I was able to turn my side gig into my full-time job after one year. I am no side hustle pro, but I do want to share with you my top 5 tips for turning your side gig into your full-time career.
1. Start With A Skill You Enjoy
Since you will be doing the side gig in your off-hours, it needs to be something you actually enjoy doing. This might mean you need to test out a few side hustles before you land on the right one. I ran my own photography business, had a podcast, and even tried my hand at tech reviews on YouTube in the phone camera niche. While all of these side gigs were important to my growth, I was not going to become a side hustle pro at all of them.
For example, my photography business helped me through college, including grad school. While I still love and will always be taking photographs in some form, working with brides every weekend was not something that brought me joy. I was trying to monetize something I needed to keep for myself as a hobby and art form. Once I realized this, I let this side gig go and moved on to try something else.
2. Take Your Time To Scale & Keep Your Day Job
As you try out your skills, it’s important that you’re still making money. You’ve still got to pay those bills! You won’t hear me telling you it is time to quit your day job and jump in headfirst. While I think you should pursue your dreams and turn your side hustle profession into your day time business, you’ve got to keep a financially healthy balance. So take your time in scaling your side gig. Build a client base and brand you can count on.
In my case, it took me a year of scaling once I had found my ideal side hustle before I quit my day job. While many things went into this decision, I made sure I was replacing my teacher paycheck for three solid months and that my partner and I were ready for the financial implications of me quitting my job (i.e. losing health insurance and no longer being eligible for PSLF student loan forgiveness).
3. Create Systems for Tracking Your Side Gig Metrics
Not only do you need to track your additional income so you can pay your quarterly taxes, but you also want to track your clients, pitches, hours, expenses, and invoices paid. It is a good idea to set aside time and create a tracking and organization system for your side gig that works for you.
I have a spreadsheet called “Records” where I track my clients, the project, deposits, and the date paid. In addition, I keep a spreadsheet for business expenses.

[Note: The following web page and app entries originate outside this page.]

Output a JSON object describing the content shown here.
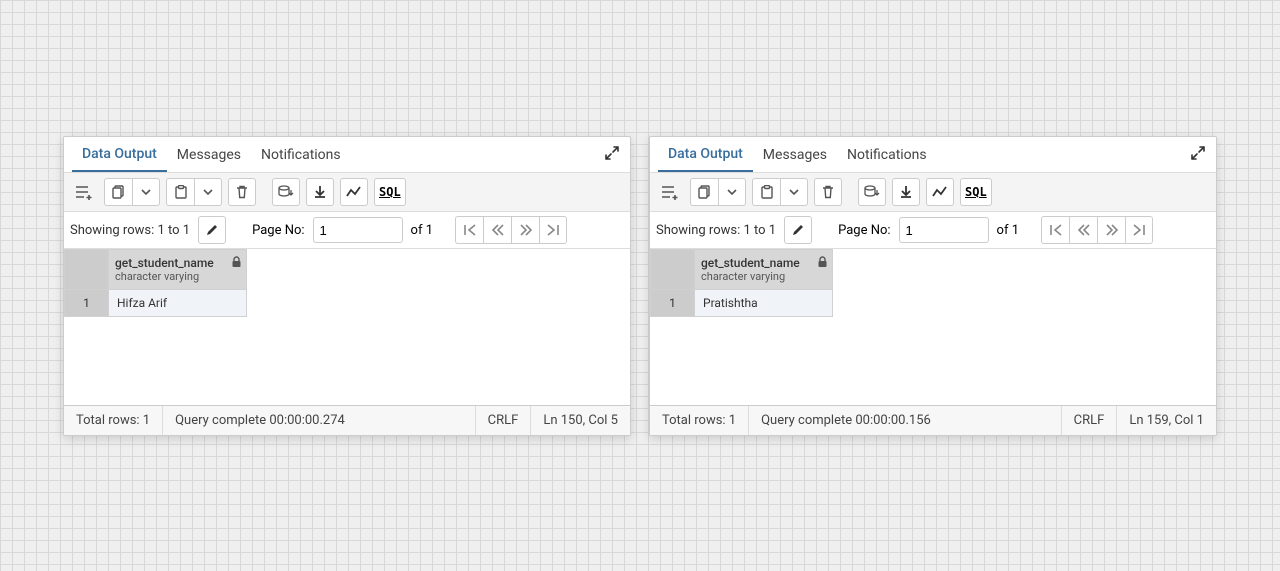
{
  "panels": [
    {
      "tabs": {
        "data_output": "Data Output",
        "messages": "Messages",
        "notifications": "Notifications"
      },
      "pager": {
        "rows_label": "Showing rows: 1 to 1",
        "page_no_label": "Page No:",
        "page_no_value": "1",
        "of_label": "of 1"
      },
      "column": {
        "name": "get_student_name",
        "type": "character varying"
      },
      "row": {
        "num": "1",
        "value": "Hifza Arif"
      },
      "status": {
        "total_rows": "Total rows: 1",
        "query": "Query complete 00:00:00.274",
        "crlf": "CRLF",
        "pos": "Ln 150, Col 5"
      },
      "sql_label": "SQL"
    },
    {
      "tabs": {
        "data_output": "Data Output",
        "messages": "Messages",
        "notifications": "Notifications"
      },
      "pager": {
        "rows_label": "Showing rows: 1 to 1",
        "page_no_label": "Page No:",
        "page_no_value": "1",
        "of_label": "of 1"
      },
      "column": {
        "name": "get_student_name",
        "type": "character varying"
      },
      "row": {
        "num": "1",
        "value": "Pratishtha"
      },
      "status": {
        "total_rows": "Total rows: 1",
        "query": "Query complete 00:00:00.156",
        "crlf": "CRLF",
        "pos": "Ln 159, Col 1"
      },
      "sql_label": "SQL"
    }
  ]
}
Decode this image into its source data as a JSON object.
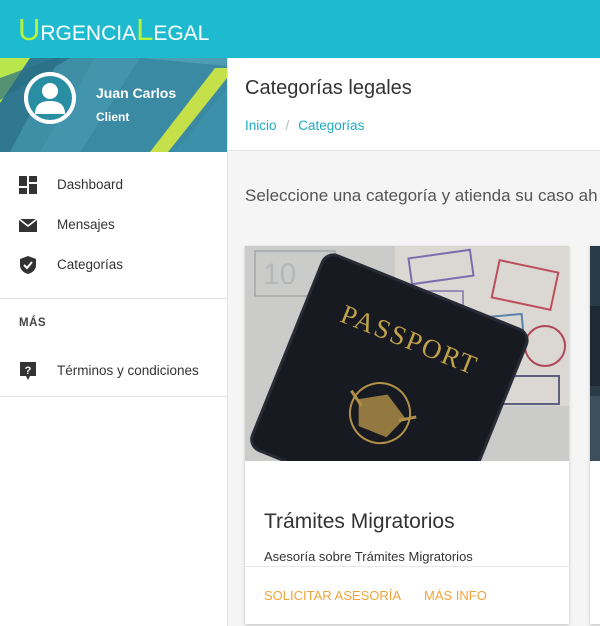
{
  "app": {
    "logo": {
      "letter1": "U",
      "part1": "RGENCIA",
      "letter2": "L",
      "part2": "EGAL"
    }
  },
  "sidebar": {
    "user": {
      "name": "Juan Carlos",
      "role": "Client"
    },
    "items": [
      {
        "label": "Dashboard",
        "icon": "dashboard-icon"
      },
      {
        "label": "Mensajes",
        "icon": "mail-icon"
      },
      {
        "label": "Categorías",
        "icon": "shield-check-icon"
      }
    ],
    "section_title": "MÁS",
    "extra_items": [
      {
        "label": "Términos y condiciones",
        "icon": "help-icon"
      }
    ]
  },
  "main": {
    "title": "Categorías legales",
    "breadcrumb": {
      "home": "Inicio",
      "separator": "/",
      "current": "Categorías"
    },
    "subtitle": "Seleccione una categoría y atienda su caso ah",
    "cards": [
      {
        "title": "Trámites Migratorios",
        "description": "Asesoría sobre Trámites Migratorios",
        "image_text": "PASSPORT",
        "actions": {
          "primary": "SOLICITAR ASESORÍA",
          "secondary": "MÁS INFO"
        }
      }
    ]
  },
  "colors": {
    "topbar": "#1ebbd0",
    "logo_accent": "#b6f53c",
    "link": "#1eaac4",
    "action": "#f0a33b"
  }
}
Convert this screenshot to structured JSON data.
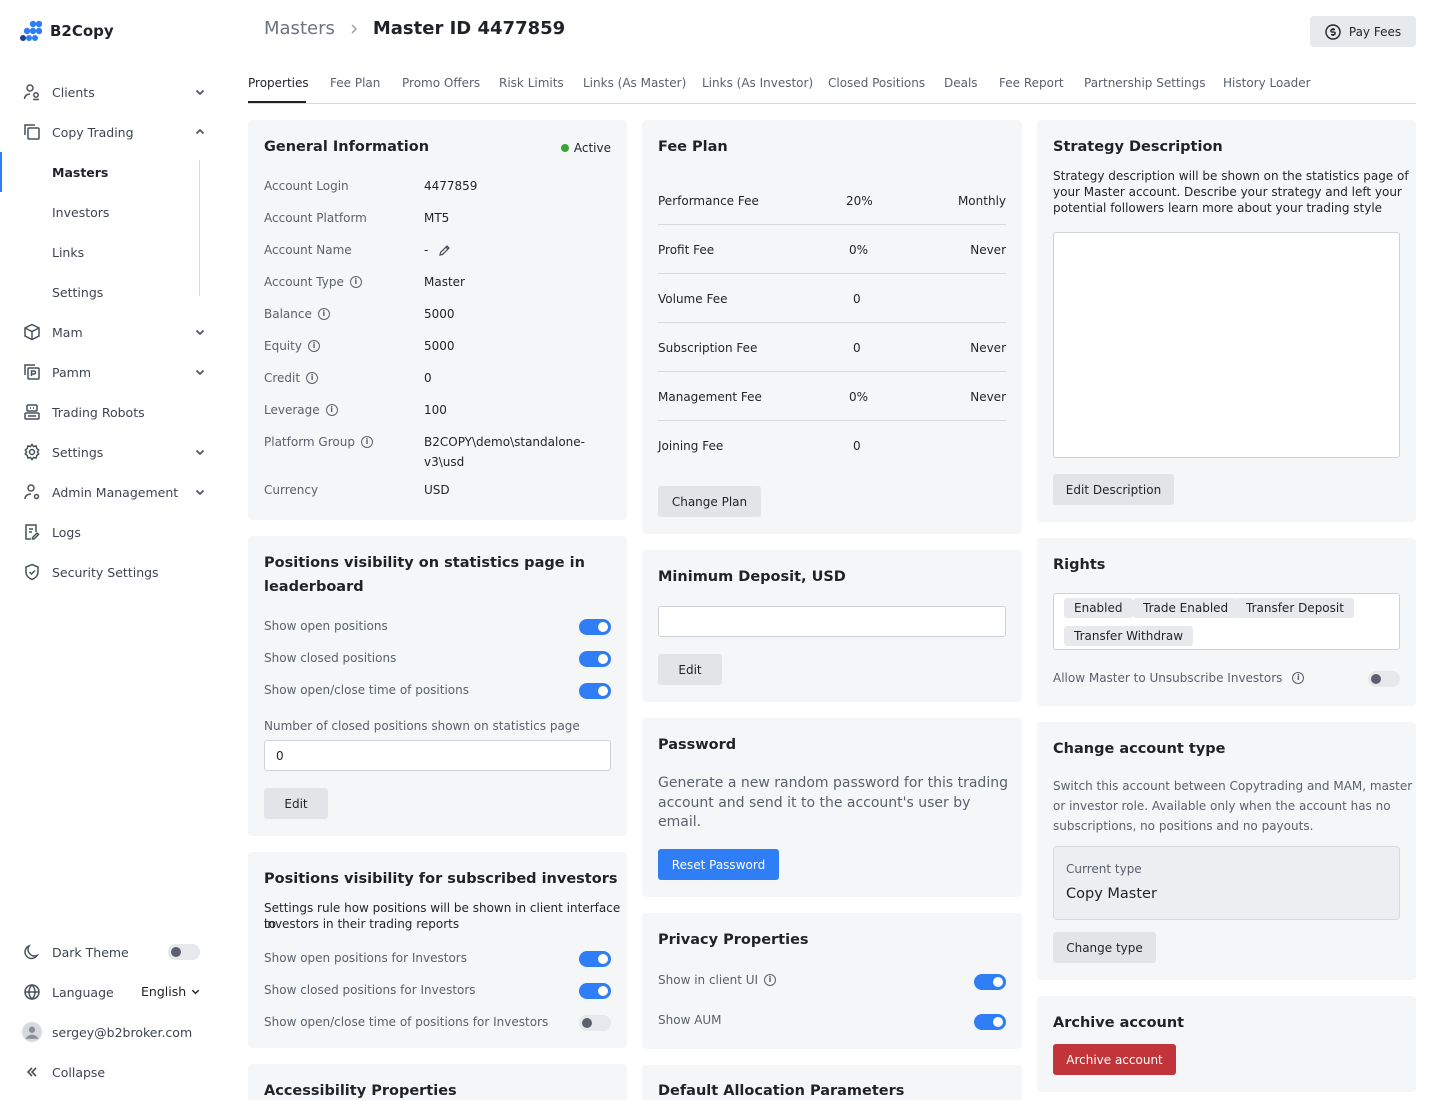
{
  "app": {
    "name": "B2Copy"
  },
  "sidebar": {
    "items": [
      {
        "label": "Clients",
        "icon": "clients-icon",
        "expandable": true
      },
      {
        "label": "Copy Trading",
        "icon": "copy-icon",
        "expandable": true,
        "expanded": true
      },
      {
        "label": "Mam",
        "icon": "cube-icon",
        "expandable": true
      },
      {
        "label": "Pamm",
        "icon": "pamm-icon",
        "expandable": true
      },
      {
        "label": "Trading Robots",
        "icon": "robot-icon",
        "expandable": false
      },
      {
        "label": "Settings",
        "icon": "gear-icon",
        "expandable": true
      },
      {
        "label": "Admin Management",
        "icon": "admin-icon",
        "expandable": true
      },
      {
        "label": "Logs",
        "icon": "logs-icon",
        "expandable": false
      },
      {
        "label": "Security Settings",
        "icon": "shield-icon",
        "expandable": false
      }
    ],
    "copy_trading_sub": [
      "Masters",
      "Investors",
      "Links",
      "Settings"
    ],
    "footer": {
      "dark_theme_label": "Dark Theme",
      "dark_theme_on": false,
      "language_label": "Language",
      "language_value": "English",
      "user_email": "sergey@b2broker.com",
      "collapse_label": "Collapse"
    }
  },
  "header": {
    "breadcrumb_parent": "Masters",
    "breadcrumb_current": "Master ID 4477859",
    "pay_fees_label": "Pay Fees"
  },
  "tabs": [
    "Properties",
    "Fee Plan",
    "Promo Offers",
    "Risk Limits",
    "Links (As Master)",
    "Links (As Investor)",
    "Closed Positions",
    "Deals",
    "Fee Report",
    "Partnership Settings",
    "History Loader"
  ],
  "general": {
    "title": "General Information",
    "status": "Active",
    "status_color": "#3aa335",
    "rows": [
      {
        "label": "Account Login",
        "value": "4477859"
      },
      {
        "label": "Account Platform",
        "value": "MT5"
      },
      {
        "label": "Account Name",
        "value": "-"
      },
      {
        "label": "Account Type",
        "value": "Master"
      },
      {
        "label": "Balance",
        "value": "5000"
      },
      {
        "label": "Equity",
        "value": "5000"
      },
      {
        "label": "Credit",
        "value": "0"
      },
      {
        "label": "Leverage",
        "value": "100"
      },
      {
        "label": "Platform Group",
        "value_line1": "B2COPY\\demo\\standalone-",
        "value_line2": "v3\\usd"
      },
      {
        "label": "Currency",
        "value": "USD"
      }
    ]
  },
  "positions_visibility": {
    "title_line1": "Positions visibility on statistics page in",
    "title_line2": "leaderboard",
    "toggles": [
      {
        "label": "Show open positions",
        "on": true
      },
      {
        "label": "Show closed positions",
        "on": true
      },
      {
        "label": "Show open/close time of positions",
        "on": true
      }
    ],
    "count_label": "Number of closed positions shown on statistics page",
    "count_value": "0",
    "edit_label": "Edit"
  },
  "investors_visibility": {
    "title": "Positions visibility for subscribed investors",
    "desc_line1": "Settings rule how positions will be shown in client interface to",
    "desc_line2": "investors in their trading reports",
    "toggles": [
      {
        "label": "Show open positions for Investors",
        "on": true
      },
      {
        "label": "Show closed positions for Investors",
        "on": true
      },
      {
        "label": "Show open/close time of positions for Investors",
        "on": false
      }
    ]
  },
  "accessibility": {
    "title": "Accessibility Properties"
  },
  "fee_plan": {
    "title": "Fee Plan",
    "rows": [
      {
        "name": "Performance Fee",
        "value": "20%",
        "period": "Monthly"
      },
      {
        "name": "Profit Fee",
        "value": "0%",
        "period": "Never"
      },
      {
        "name": "Volume Fee",
        "value": "0",
        "period": ""
      },
      {
        "name": "Subscription Fee",
        "value": "0",
        "period": "Never"
      },
      {
        "name": "Management Fee",
        "value": "0%",
        "period": "Never"
      },
      {
        "name": "Joining Fee",
        "value": "0",
        "period": ""
      }
    ],
    "change_label": "Change Plan"
  },
  "min_deposit": {
    "title": "Minimum Deposit, USD",
    "value": "",
    "edit_label": "Edit"
  },
  "password": {
    "title": "Password",
    "desc_line1": "Generate a new random password for this trading",
    "desc_line2": "account and send it to the account's user by",
    "desc_line3": "email.",
    "button": "Reset Password"
  },
  "privacy": {
    "title": "Privacy Properties",
    "toggles": [
      {
        "label": "Show in client UI",
        "on": true
      },
      {
        "label": "Show AUM",
        "on": true
      }
    ]
  },
  "allocation": {
    "title": "Default Allocation Parameters"
  },
  "strategy": {
    "title": "Strategy Description",
    "desc_line1": "Strategy description will be shown on the statistics page of",
    "desc_line2": "your Master account. Describe your strategy and left your",
    "desc_line3": "potential followers learn more about your trading style",
    "value": "",
    "edit_label": "Edit Description"
  },
  "rights": {
    "title": "Rights",
    "tags": [
      "Enabled",
      "Trade Enabled",
      "Transfer Deposit",
      "Transfer Withdraw"
    ],
    "allow_label": "Allow Master to Unsubscribe Investors",
    "allow_on": false
  },
  "change_type": {
    "title": "Change account type",
    "desc_line1": "Switch this account between Copytrading and MAM, master",
    "desc_line2": "or investor role. Available only when the account has no",
    "desc_line3": "subscriptions, no positions and no payouts.",
    "current_label": "Current type",
    "current_value": "Copy Master",
    "button": "Change type"
  },
  "archive": {
    "title": "Archive account",
    "button": "Archive account"
  }
}
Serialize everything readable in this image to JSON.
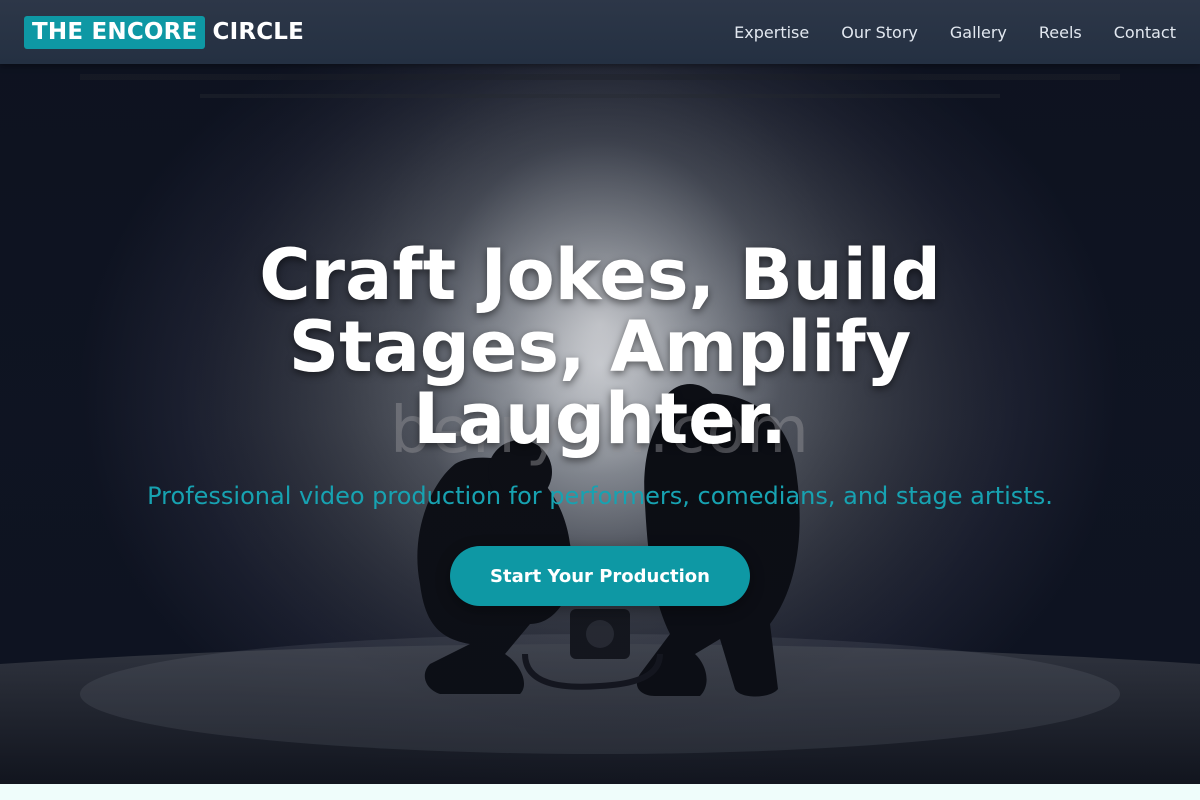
{
  "brand": {
    "logo_box_text": "THE ENCORE",
    "logo_rest_text": "CIRCLE",
    "accent_color": "#0e98a4"
  },
  "nav": {
    "items": [
      {
        "label": "Expertise"
      },
      {
        "label": "Our Story"
      },
      {
        "label": "Gallery"
      },
      {
        "label": "Reels"
      },
      {
        "label": "Contact"
      }
    ]
  },
  "hero": {
    "title": "Craft Jokes, Build Stages, Amplify Laughter.",
    "subtitle": "Professional video production for performers, comedians, and stage artists.",
    "cta_label": "Start Your Production",
    "watermark_text": "berryd...com"
  }
}
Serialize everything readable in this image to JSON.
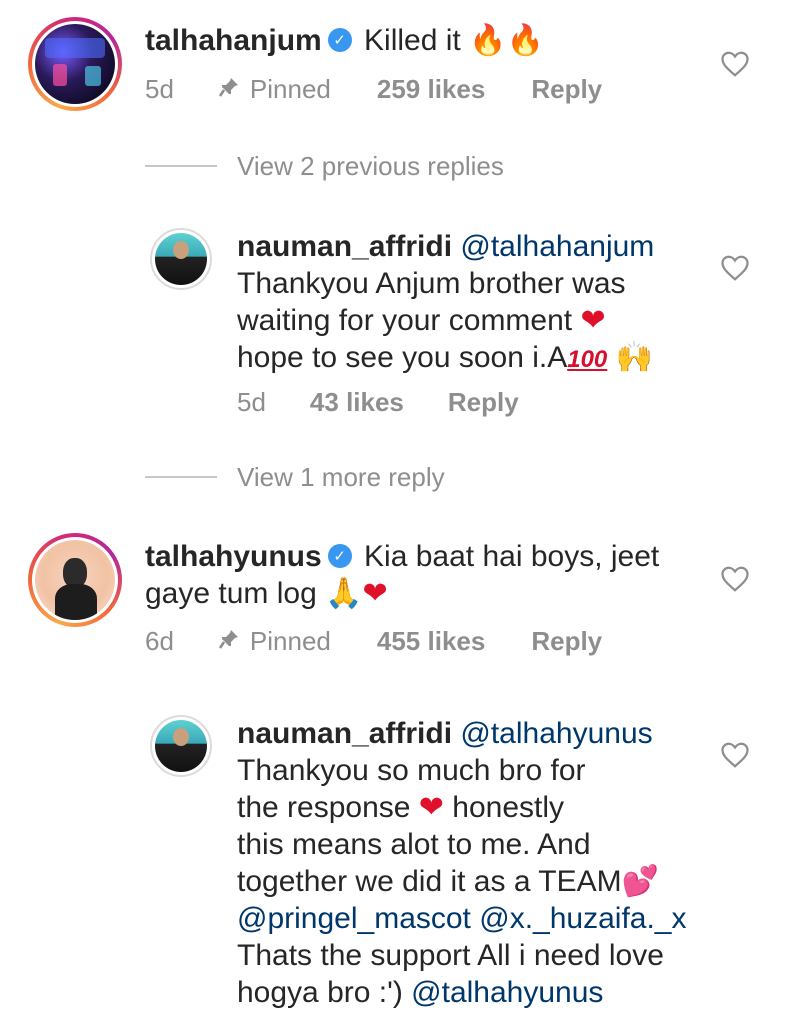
{
  "colors": {
    "text": "#262626",
    "secondary": "#8e8e8e",
    "mention": "#00376b",
    "verified": "#3897f0"
  },
  "comment1": {
    "username": "talhahanjum",
    "text": "Killed it",
    "emoji": "🔥🔥",
    "time": "5d",
    "pinned": "Pinned",
    "likes": "259 likes",
    "reply": "Reply",
    "view_replies": "View 2 previous replies"
  },
  "reply1": {
    "username": "nauman_affridi",
    "mention": "@talhahanjum",
    "line1": "Thankyou Anjum brother was",
    "line2": "waiting for your comment",
    "emoji_heart": "❤",
    "line3": "hope to see you soon i.A",
    "emoji_100": "100",
    "emoji_hands": "🙌",
    "time": "5d",
    "likes": "43 likes",
    "reply": "Reply",
    "view_more": "View 1 more reply"
  },
  "comment2": {
    "username": "talhahyunus",
    "line1": "Kia baat hai boys, jeet",
    "line2": "gaye tum log",
    "emoji_pray": "🙏",
    "emoji_heart": "❤",
    "time": "6d",
    "pinned": "Pinned",
    "likes": "455 likes",
    "reply": "Reply"
  },
  "reply2": {
    "username": "nauman_affridi",
    "mention": "@talhahyunus",
    "line1": "Thankyou so much bro for",
    "line2a": "the response",
    "emoji_heart": "❤",
    "line2b": "honestly",
    "line3": "this means alot to me. And",
    "line4": "together we did it as a TEAM",
    "emoji_hearts": "💕",
    "mention2": "@pringel_mascot",
    "mention3": "@x._huzaifa._x",
    "line6": "Thats the support All i need love",
    "line7": "hogya bro :')",
    "mention4": "@talhahyunus"
  }
}
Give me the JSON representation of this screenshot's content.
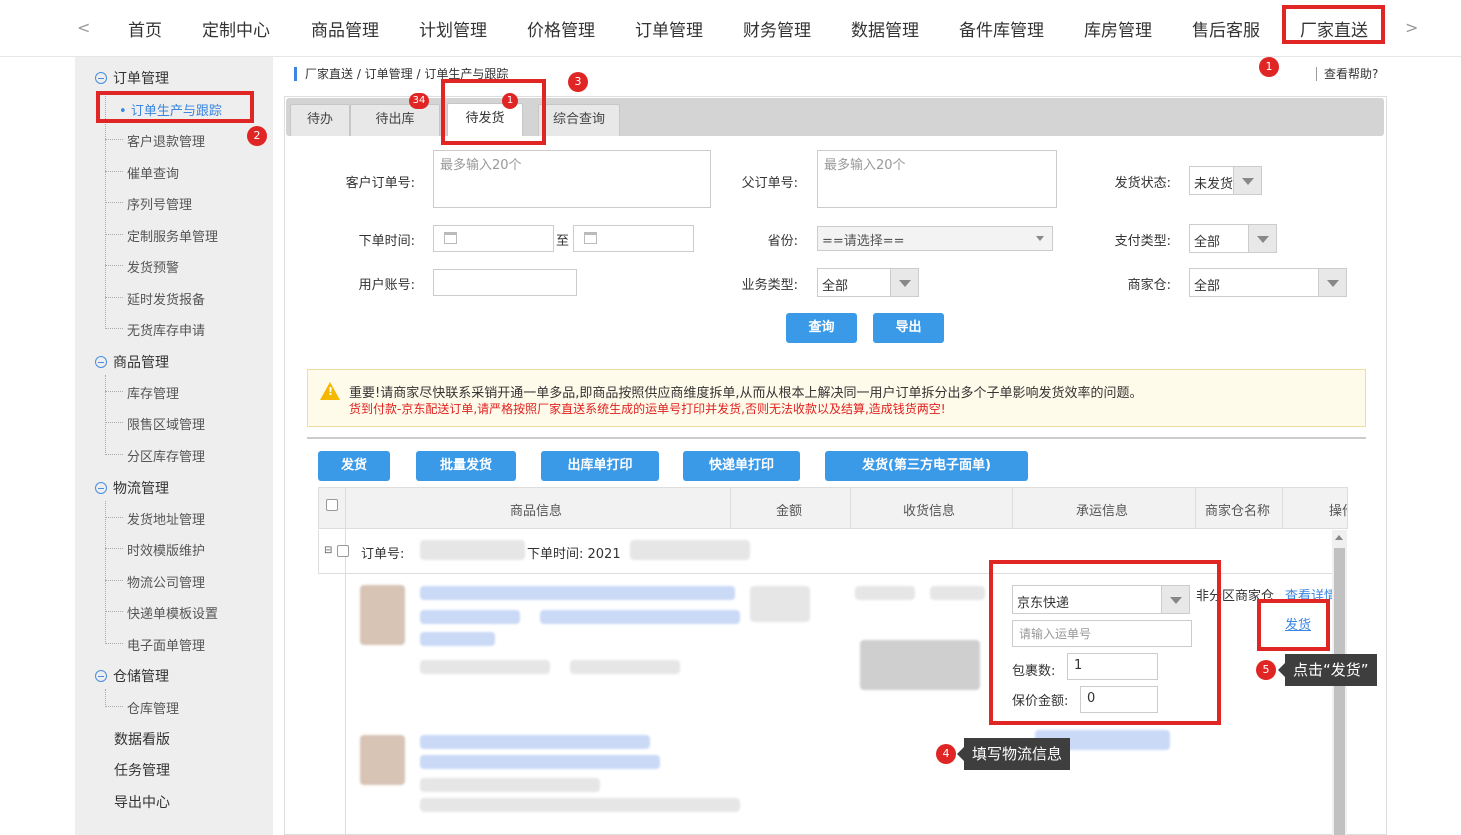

I utilize Quickbooks for invoicing and additional expense tracking because it will automatically calculate my quarterly tax payments. In addition, when I was first building my side gig, I used “Clockify” which is a free time tracking website and app. This helped me understand how much time I was spending on specific projects and raise my rates if needed.
4. Templates and Scripts Will Be Your Friends
Side hustle pros will tell you, templates and scripts are the keys to staving off burnout. Purchase or create your own templates and scripts to save you time. You still have a job, family, friends, and maybe even fur babies who need your attention. Try to keep the balance.
Some of the best time saving templates and scripts I used at the start of my side gig growth were:
- A client welcome packet with all my services I could send in reply to client inquiries
- Email scripts for clients who forgot to pay or have not paid
- A testimonial request scripts I could send to happy clients
- A good contract and free signing software (HelloSign is free for three contracts a month)
- Free scheduling software like Calendly
- Social media templates for my social channels (you can use Canva for free)
5. Be Willing to Take On Another Side Gig (What?!)
Once you take the leap and quit your day job, take the time to celebrate, but don’t forget that every business has ups and downs. I had a couple of side hustles when I first quit my day job. Part of it was because I was nervous and needed stability, but I also wanted to make sure I was always staying ahead financially.
You may realize that you need to supplement your side gig turned career income with another side gig. There is no shame in having a side hustle as a freelancer or small business owner. It does not mean you failed, it means you’re taking control and avoiding taking out debt in order to continue to grow your business.
Lastly, The Side Gig Life Is Not For Everyone
I’ll be the first to say that freelancing full time and turning that into a business is HARD WORK. Not only do you need the passion for it, but you also need the stamina- which are two different things once ‘time’ gets its hand on you. It’s ok if you don’t want to own your own business. It’s ok if you tried some side gigs and decided you did not want to be a side hustle pro. While additional income streams are important for building your wealth, there are other ways you do that without having a service or product based offering.
No matter what you decide, I am rooting for you and your financial success!